Inventories declined 12 precent in the quarter.

Earnings: The company posted a loss for the quarter of $39.1 million, or 53 cents a diluted share, against net income of $182.1 million, or $2.34, in the year-ago period. On an adjusted basis, net income was $107 million, or $1.44 a diluted share.

Wall Street was expecting adjusted diluted earnings per share of 90 cents on revenue of $1.21 billion.

The company ended the second quarter with $2.4 billion in cash and investments and $1.6 billion in total debt, compared with $1.6 billion and $693 million, respectively, in the year-ago period.

In the second quarter, Ralph Lauren recorded most of the $160 million in pre-tax charges related to job cuts.

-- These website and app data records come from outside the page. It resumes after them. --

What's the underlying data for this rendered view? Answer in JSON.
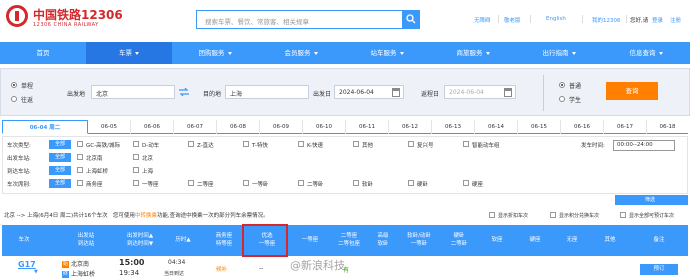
{
  "header": {
    "brand": "中国铁路12306",
    "brand_sub": "12306 CHINA RAILWAY",
    "search_placeholder": "搜索车票、餐饮、常旅客、相关规章",
    "links": [
      "无障碍",
      "敬老版",
      "English",
      "我的12306"
    ],
    "greeting": "您好,请",
    "login": "登录",
    "register": "注册"
  },
  "nav": {
    "items": [
      "首页",
      "车票",
      "团购服务",
      "会员服务",
      "站车服务",
      "商旅服务",
      "出行指南",
      "信息查询"
    ],
    "active_index": 1
  },
  "query": {
    "trip_types": [
      "单程",
      "往返"
    ],
    "trip_selected": "单程",
    "from_label": "出发地",
    "from_value": "北京",
    "to_label": "目的地",
    "to_value": "上海",
    "depart_label": "出发日",
    "depart_value": "2024-06-04",
    "return_label": "返程日",
    "return_value": "2024-06-04",
    "ticket_types": [
      "普通",
      "学生"
    ],
    "ticket_selected": "普通",
    "search_button": "查询"
  },
  "date_tabs": [
    "06-04 周二",
    "06-05",
    "06-06",
    "06-07",
    "06-08",
    "06-09",
    "06-10",
    "06-11",
    "06-12",
    "06-13",
    "06-14",
    "06-15",
    "06-16",
    "06-17",
    "06-18"
  ],
  "filters": {
    "all_label": "全部",
    "train_type_label": "车次类型:",
    "train_types": [
      "GC-高铁/城际",
      "D-动车",
      "Z-直达",
      "T-特快",
      "K-快速",
      "其他",
      "复兴号",
      "智能动车组"
    ],
    "depart_time_label": "发车时间:",
    "depart_time_value": "00:00--24:00",
    "from_station_label": "出发车站:",
    "from_stations": [
      "北京南",
      "北京"
    ],
    "to_station_label": "到达车站:",
    "to_stations": [
      "上海虹桥",
      "上海"
    ],
    "seat_label": "车次席别:",
    "seats": [
      "商务座",
      "一等座",
      "二等座",
      "一等卧",
      "二等卧",
      "软卧",
      "硬卧",
      "硬座"
    ],
    "filter_button": "筛选"
  },
  "summary": {
    "route": "北京 --> 上海(6月4日 周二)共计16个车次",
    "note_prefix": "您可使用",
    "note_highlight": "中转换乘",
    "note_suffix": "功能,查询途中换乘一次的部分列车余票情况。",
    "checks": [
      "显示折扣车次",
      "显示积分兑换车次",
      "显示全部可预订车次"
    ]
  },
  "table": {
    "headers": [
      "车次",
      "出发站\n到达站",
      "出发时间▲\n到达时间▼",
      "历时▲",
      "商务座\n特等座",
      "优选\n一等座",
      "一等座",
      "二等座\n二等包座",
      "高级\n软卧",
      "软卧/动卧\n一等卧",
      "硬卧\n二等卧",
      "软座",
      "硬座",
      "无座",
      "其他",
      "备注"
    ],
    "row": {
      "train": "G17",
      "from_badge": "始",
      "from": "北京南",
      "to_badge": "终",
      "to": "上海虹桥",
      "depart": "15:00",
      "arrive": "19:34",
      "duration": "04:34",
      "duration_note": "当日到达",
      "business": "候补",
      "cols": [
        "--",
        "--",
        "有",
        "--",
        "--",
        "--",
        "--",
        "--",
        "--",
        "--"
      ],
      "book": "预订"
    }
  },
  "watermark": "@新浪科技"
}
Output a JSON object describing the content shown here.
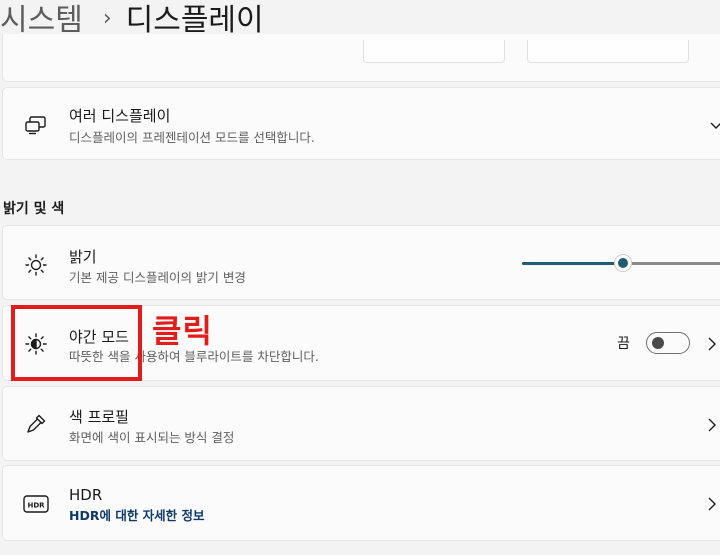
{
  "breadcrumb": {
    "parent": "시스템",
    "separator": "›",
    "current": "디스플레이"
  },
  "rows": {
    "multi_display": {
      "title": "여러 디스플레이",
      "subtitle": "디스플레이의 프레젠테이션 모드를 선택합니다."
    },
    "brightness": {
      "title": "밝기",
      "subtitle": "기본 제공 디스플레이의 밝기 변경",
      "level_fraction": 0.48
    },
    "night_mode": {
      "title": "야간 모드",
      "subtitle": "따뜻한 색을 사용하여 블루라이트를 차단합니다.",
      "state_label": "끔",
      "enabled": false
    },
    "color_profile": {
      "title": "색 프로필",
      "subtitle": "화면에 색이 표시되는 방식 결정"
    },
    "hdr": {
      "title": "HDR",
      "link": "HDR에 대한 자세한 정보"
    }
  },
  "section": {
    "brightness_color": "밝기 및 색"
  },
  "annotation": {
    "text": "클릭",
    "color": "#e21b1b"
  },
  "colors": {
    "accent": "#1f5d6e",
    "link": "#0f3a68"
  },
  "icons": [
    "multi-display-icon",
    "brightness-icon",
    "night-mode-icon",
    "eyedropper-icon",
    "hdr-icon",
    "chevron-right-icon",
    "chevron-down-icon"
  ]
}
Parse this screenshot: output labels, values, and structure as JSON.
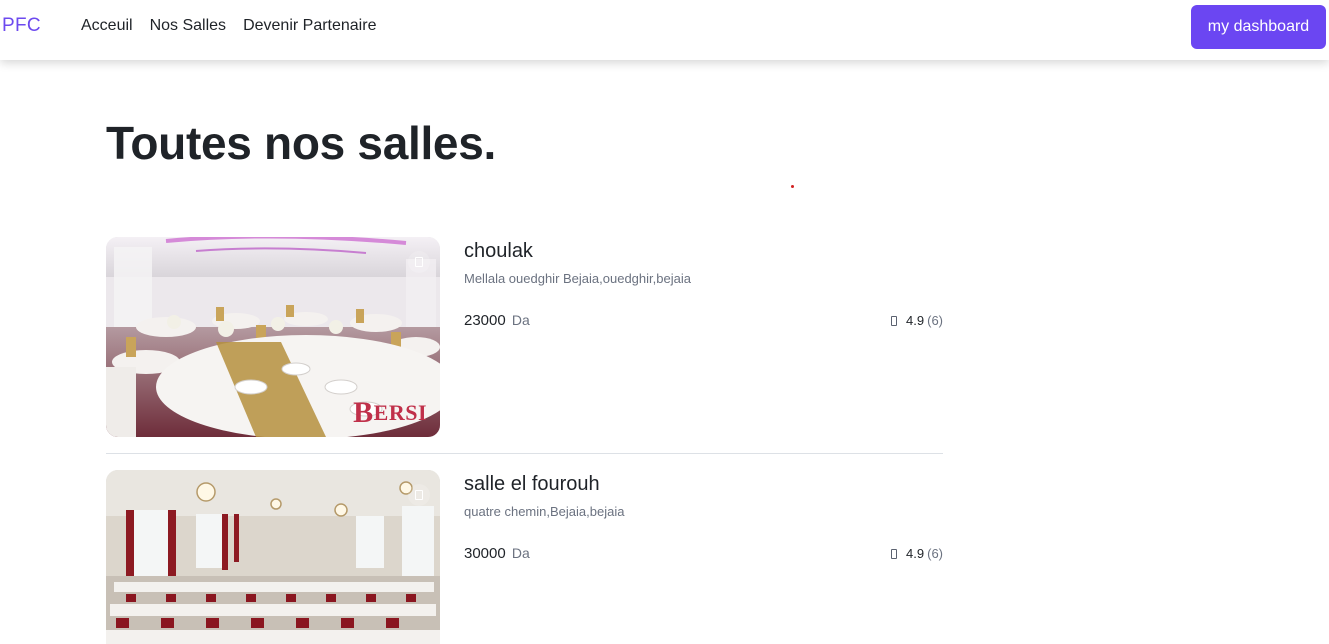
{
  "nav": {
    "brand": "PFC",
    "links": [
      "Acceuil",
      "Nos Salles",
      "Devenir Partenaire"
    ],
    "dashboard_button": "my dashboard"
  },
  "page": {
    "title": "Toutes nos salles."
  },
  "listings": [
    {
      "name": "choulak",
      "address": "Mellala ouedghir Bejaia,ouedghir,bejaia",
      "price": "23000",
      "currency": "Da",
      "rating": "4.9",
      "review_count": "(6)",
      "watermark_initial": "B",
      "watermark_text": "ERSI"
    },
    {
      "name": "salle el fourouh",
      "address": "quatre chemin,Bejaia,bejaia",
      "price": "30000",
      "currency": "Da",
      "rating": "4.9",
      "review_count": "(6)"
    }
  ],
  "colors": {
    "accent": "#6b46f2",
    "brand": "#6d4aef",
    "text": "#1f2328",
    "muted": "#6b7280"
  },
  "icons": {
    "favorite": "bookmark-icon",
    "rating": "star-icon"
  }
}
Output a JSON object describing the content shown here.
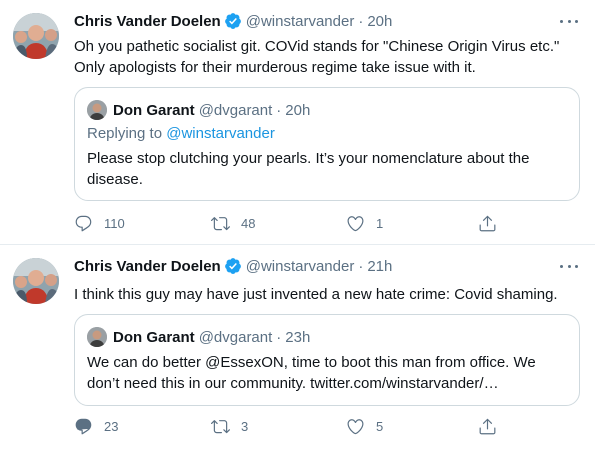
{
  "tweets": [
    {
      "author_name": "Chris Vander Doelen",
      "author_handle": "@winstarvander",
      "separator": "·",
      "time": "20h",
      "text": "Oh you pathetic socialist git. COVid stands for \"Chinese Origin Virus etc.\" Only apologists for their murderous regime take issue with it.",
      "quote": {
        "author_name": "Don Garant",
        "author_handle": "@dvgarant",
        "separator": "·",
        "time": "20h",
        "replying_prefix": "Replying to ",
        "replying_handle": "@winstarvander",
        "text": "Please stop clutching your pearls. It’s your nomenclature about the disease."
      },
      "counts": {
        "replies": "110",
        "retweets": "48",
        "likes": "1"
      }
    },
    {
      "author_name": "Chris Vander Doelen",
      "author_handle": "@winstarvander",
      "separator": "·",
      "time": "21h",
      "text": "I think this guy may have just invented a new hate crime: Covid shaming.",
      "quote": {
        "author_name": "Don Garant",
        "author_handle": "@dvgarant",
        "separator": "·",
        "time": "23h",
        "text": "We can do better @EssexON, time to boot this man from office.  We don’t need this in our community. twitter.com/winstarvander/…"
      },
      "counts": {
        "replies": "23",
        "retweets": "3",
        "likes": "5"
      }
    }
  ],
  "colors": {
    "text": "#0f1419",
    "secondary": "#5b7083",
    "link": "#1b95e0",
    "verified": "#1da1f2",
    "border": "#cfd9de"
  },
  "icons": [
    "verified-badge-icon",
    "more-icon",
    "reply-icon",
    "retweet-icon",
    "like-icon",
    "share-icon"
  ]
}
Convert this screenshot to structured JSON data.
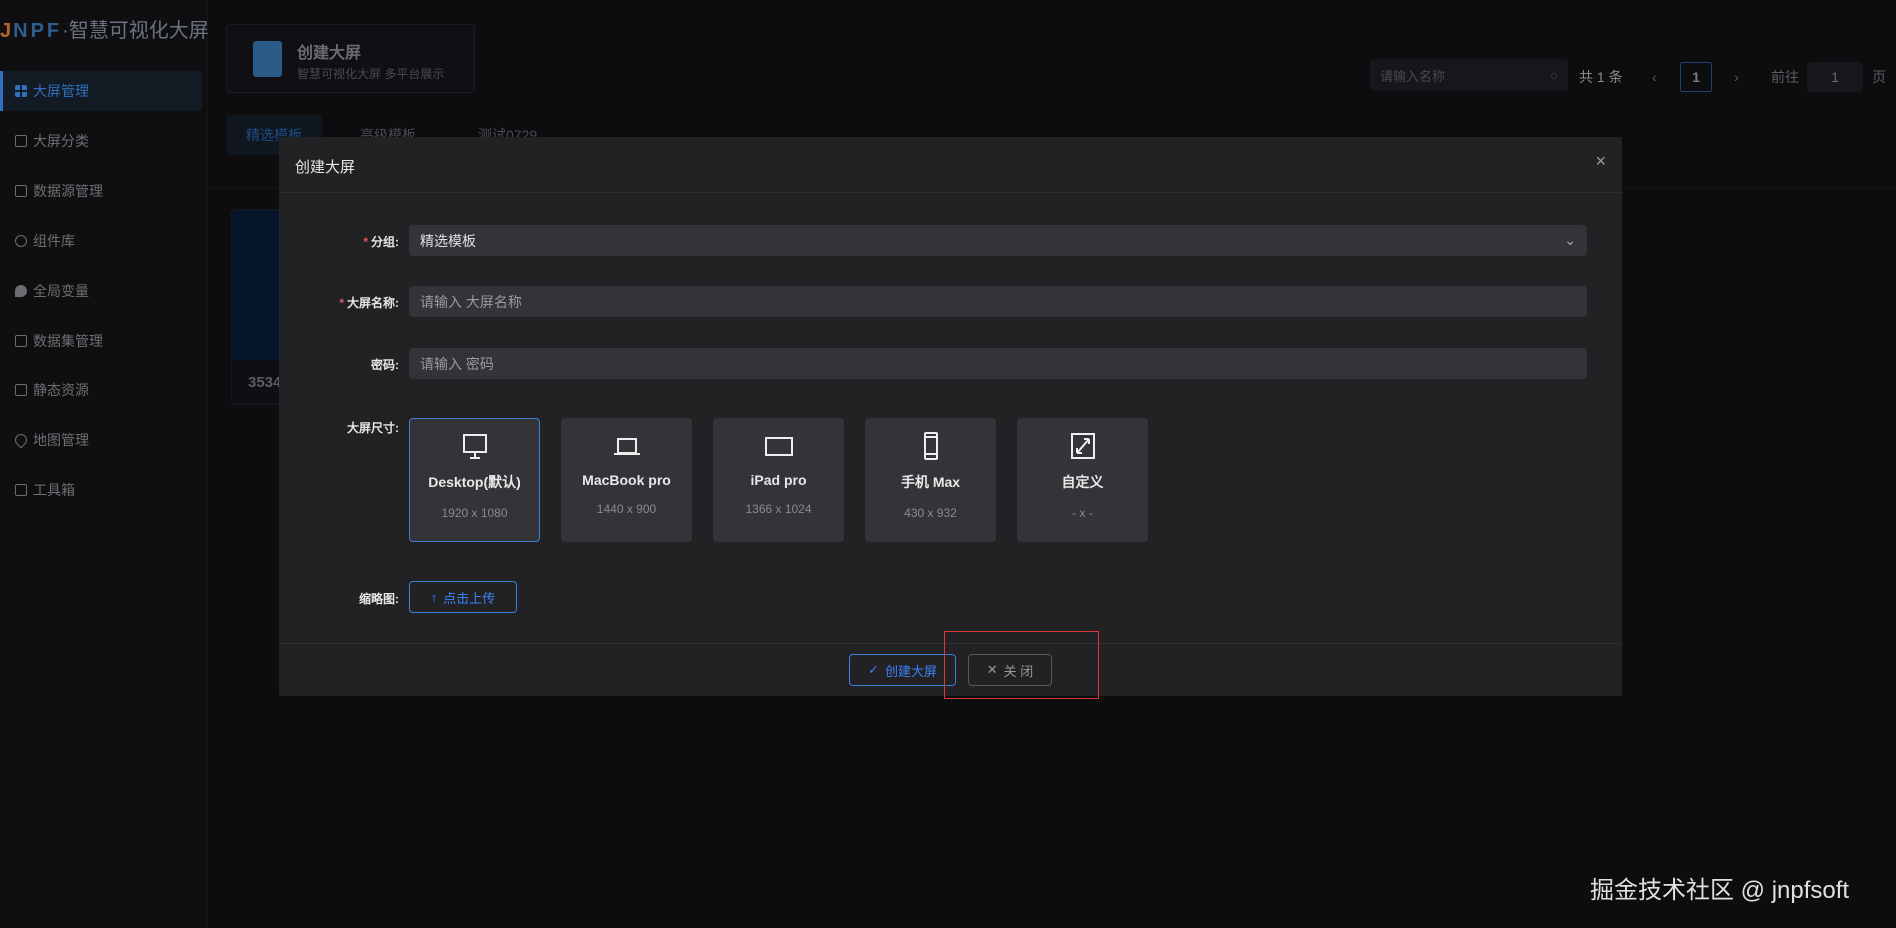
{
  "logo": {
    "j": "J",
    "npf": "NPF",
    "sep": "·",
    "name": "智慧可视化大屏"
  },
  "sidebar": {
    "items": [
      {
        "label": "大屏管理",
        "icon": "grid-icon",
        "active": true
      },
      {
        "label": "大屏分类",
        "icon": "folder-icon"
      },
      {
        "label": "数据源管理",
        "icon": "database-icon"
      },
      {
        "label": "组件库",
        "icon": "component-icon"
      },
      {
        "label": "全局变量",
        "icon": "bulb-icon"
      },
      {
        "label": "数据集管理",
        "icon": "dataset-icon"
      },
      {
        "label": "静态资源",
        "icon": "resource-icon"
      },
      {
        "label": "地图管理",
        "icon": "map-pin-icon"
      },
      {
        "label": "工具箱",
        "icon": "toolbox-icon"
      }
    ]
  },
  "header_card": {
    "title": "创建大屏",
    "subtitle": "智慧可视化大屏 多平台展示"
  },
  "tabs": [
    {
      "label": "精选模板",
      "active": true
    },
    {
      "label": "高级模板"
    },
    {
      "label": "测试0729"
    }
  ],
  "search": {
    "placeholder": "请输入名称"
  },
  "pagination": {
    "total": "共 1 条",
    "prev": "‹",
    "current": "1",
    "next": "›",
    "goto": "前往",
    "goto_value": "1",
    "page_unit": "页"
  },
  "card": {
    "title": "3534"
  },
  "modal": {
    "title": "创建大屏",
    "close": "×",
    "group": {
      "label": "分组:",
      "value": "精选模板"
    },
    "name": {
      "label": "大屏名称:",
      "placeholder": "请输入 大屏名称"
    },
    "password": {
      "label": "密码:",
      "placeholder": "请输入 密码"
    },
    "size": {
      "label": "大屏尺寸:",
      "options": [
        {
          "name": "Desktop(默认)",
          "dims": "1920 x 1080",
          "icon": "monitor-icon",
          "selected": true
        },
        {
          "name": "MacBook pro",
          "dims": "1440 x 900",
          "icon": "laptop-icon"
        },
        {
          "name": "iPad pro",
          "dims": "1366 x 1024",
          "icon": "tablet-icon"
        },
        {
          "name": "手机 Max",
          "dims": "430 x 932",
          "icon": "phone-icon"
        },
        {
          "name": "自定义",
          "dims": "- x -",
          "icon": "expand-icon"
        }
      ]
    },
    "thumbnail": {
      "label": "缩略图:",
      "button": "点击上传"
    },
    "footer": {
      "create": "创建大屏",
      "close": "关 闭"
    }
  },
  "watermark": "掘金技术社区 @ jnpfsoft",
  "colors": {
    "accent": "#3b82f6",
    "highlight": "#d83a3a",
    "modal_bg": "#222224",
    "field_bg": "#333438"
  }
}
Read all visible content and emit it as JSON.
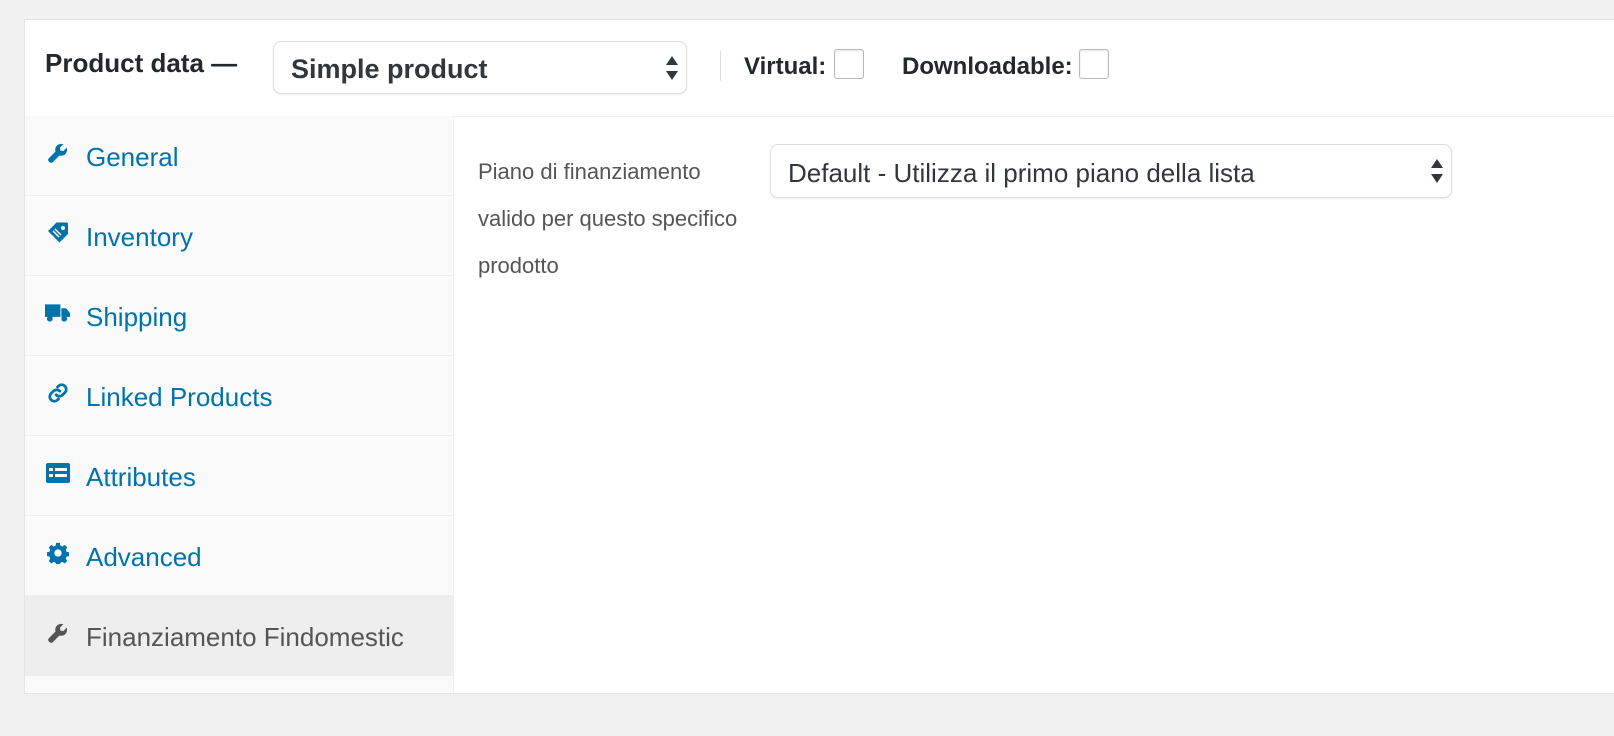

Given the uncertainty that remains with the Covid-19 pandemic and potential for second waves of outbreaks across various markets, the company said it expects financial results for both the third quarter and full year Fiscal 2021 to continue to be adversely impacted by the pandemic.

CEO’s Take: “Looking across the first half of the fiscal year, we continued our elevation journey while fast-tracking Connected Retail and our company-wide digital transformation,” Patrice Louvet, president and CEO, said. “We also began the hard but necessary work of simplifying our organizational and cost structures to position the company for future growth. Looking ahead, we will continue to work proactively to deliver an elevated experience that inspires consumers around the world and creates value for all of our stakeholders.”